The Equation for Calculating Market Values

by Linda Ray, studioD

You may calculate the intrinsic value of a stock in a number of ways, but one of the most common and easiest methods of valuating stock is through its price-to-earnings ratio. The intrinsic value of any stock, however, does not necessarily mean that’s the price you’ll pay for it. Other factors that affect the price of a stock include human emotional responses and the overall market dynamics occurring at any given time.

Determine the stock's current trading price by reading the daily stock reports. Divide that number by the company's after-tax earnings over a 12-month period. This will give you the price-to-earnings ratio, or P/E, you’ll need for calculating the market value.

Find the company’s recent earnings statements in its quarterly reports or through the company website. The earnings per share, or EPS, is necessary to calculate the market value of the stock and determine whether it’s overpriced or undervalued before you invest.

Calculate the value of the stock by multiplying the P/E by earnings per share. "The higher the P/E," notes Barron's Dictionary of Finance and Investment Terms, "the more investors are paying, and therefore the more earnings growth they are expecting." You won’t find a P/E rate for companies that have negative earnings or are not profitable.

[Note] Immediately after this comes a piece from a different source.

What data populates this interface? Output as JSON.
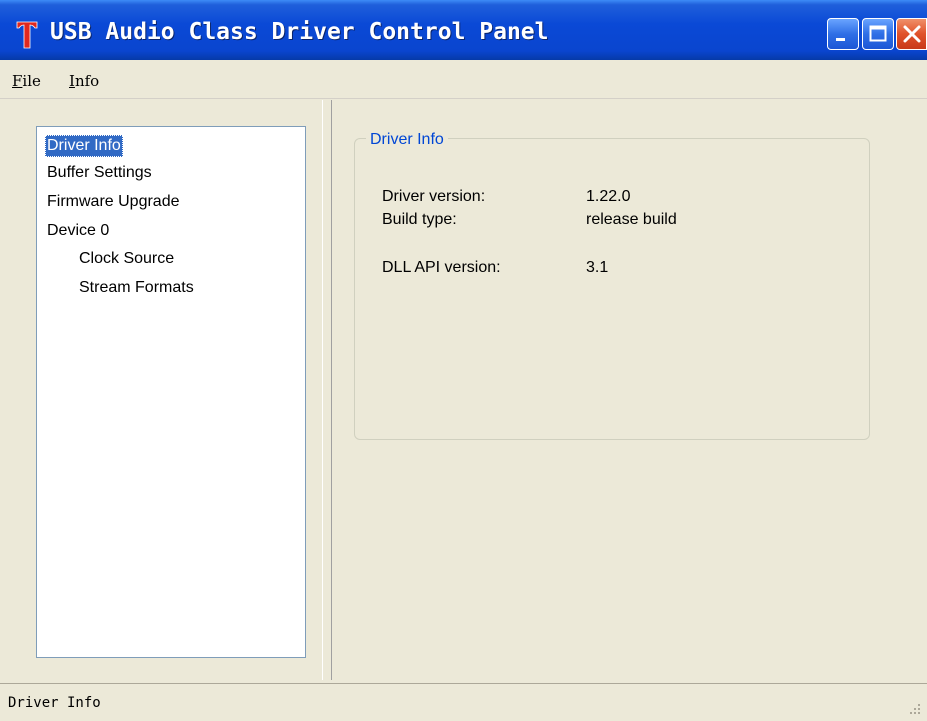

Use the intrinsic value as part of an overall estimate of future expectations for a particular stock purchase. As with all stock ratios and performance analyses, the market value is merely an estimate of how a stock will perform because it is predicated on expected future earnings, not facts that have already occurred.


  • In addition to following a favorite stock tip website and the financial news reports, include in your research an institutional source that doesn’t rely on profits for its information. For example, the Center for Research in Security Prices, located at the University of Chicago, gives you historical financial data dating as far back as 1925. Historical data includes stock prices, market indexes and dividends and other distribution made by particular companies.

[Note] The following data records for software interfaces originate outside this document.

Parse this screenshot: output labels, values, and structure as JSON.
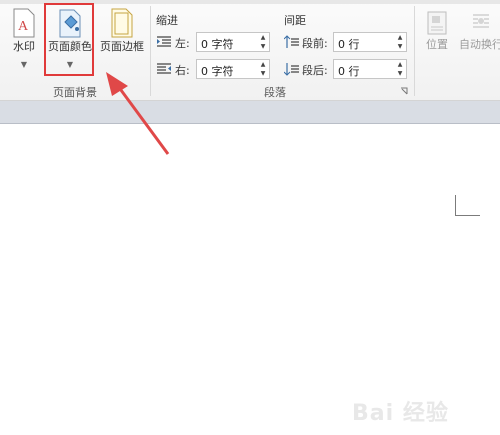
{
  "ribbon": {
    "watermark_btn": "水印",
    "page_color_btn": "页面颜色",
    "page_border_btn": "页面边框",
    "page_bg_group": "页面背景",
    "indent_head": "缩进",
    "spacing_head": "间距",
    "left_label": "左:",
    "right_label": "右:",
    "left_value": "0 字符",
    "right_value": "0 字符",
    "before_label": "段前:",
    "after_label": "段后:",
    "before_value": "0 行",
    "after_value": "0 行",
    "paragraph_group": "段落",
    "position_btn": "位置",
    "wrap_btn": "自动换行"
  },
  "watermark": "Bai 经验",
  "colors": {
    "highlight": "#e03a3a",
    "arrow": "#e04848"
  }
}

  • Calculating market value is only one aspect of a sound investment strategy. Look at all the variables that make up a company and its viability. According to Trade4Rich, successful investors look at a company’s potential to make money for them. In addition to market values, factors that contribute to a complete picture of the company's health and potential include how much debt the company carries and what kinds of profit margins it is posting. The length of time that it has been trading on the public markets also gives you a clue to its performance. Finally, you should use common sense when evaluating stocks and consider the company’s growth history as well as how it stands out from its competitors.

Items you will need

  • Current trading price
  • Price-to-earnings ratio
  • Earnings per share

About the Author

Linda Ray is an award-winning journalist with more than 20 years reporting experience. She's covered business for newspapers and magazines, including the "Greenville News," "Success Magazine" and "American City Business Journals." Ray holds a journalism degree and teaches writing, career development and an FDIC course called "Money Smart."

Photo Credits

  • Goodshoot/Goodshoot/Getty Images